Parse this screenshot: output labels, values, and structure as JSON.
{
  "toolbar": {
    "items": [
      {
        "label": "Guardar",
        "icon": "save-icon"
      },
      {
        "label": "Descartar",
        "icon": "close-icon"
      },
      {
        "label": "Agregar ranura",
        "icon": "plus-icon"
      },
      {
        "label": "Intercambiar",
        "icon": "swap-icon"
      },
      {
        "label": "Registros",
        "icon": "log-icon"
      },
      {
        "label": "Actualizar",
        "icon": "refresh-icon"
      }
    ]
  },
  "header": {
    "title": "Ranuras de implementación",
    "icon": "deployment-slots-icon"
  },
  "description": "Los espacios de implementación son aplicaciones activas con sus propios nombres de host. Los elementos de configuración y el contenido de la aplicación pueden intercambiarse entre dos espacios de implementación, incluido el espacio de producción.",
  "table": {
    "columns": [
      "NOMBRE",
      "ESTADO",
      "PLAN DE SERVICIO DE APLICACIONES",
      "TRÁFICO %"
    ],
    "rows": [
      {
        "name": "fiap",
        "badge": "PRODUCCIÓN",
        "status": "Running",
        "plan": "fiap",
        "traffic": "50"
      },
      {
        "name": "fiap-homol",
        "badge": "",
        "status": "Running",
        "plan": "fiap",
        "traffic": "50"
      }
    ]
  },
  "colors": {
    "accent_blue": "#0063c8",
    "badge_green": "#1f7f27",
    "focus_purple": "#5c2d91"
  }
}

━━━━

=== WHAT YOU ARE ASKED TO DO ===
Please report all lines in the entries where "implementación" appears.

=== OUTPUT FOR THIS TASK ===
    "title": "Ranuras de implementación",
  "description": "Los espacios de implementación son aplicaciones activas con sus propios nombres de host. Los elementos de configuración y el contenido de la aplicación pueden intercambiarse entre dos espacios de implementación, incluido el espacio de producción.",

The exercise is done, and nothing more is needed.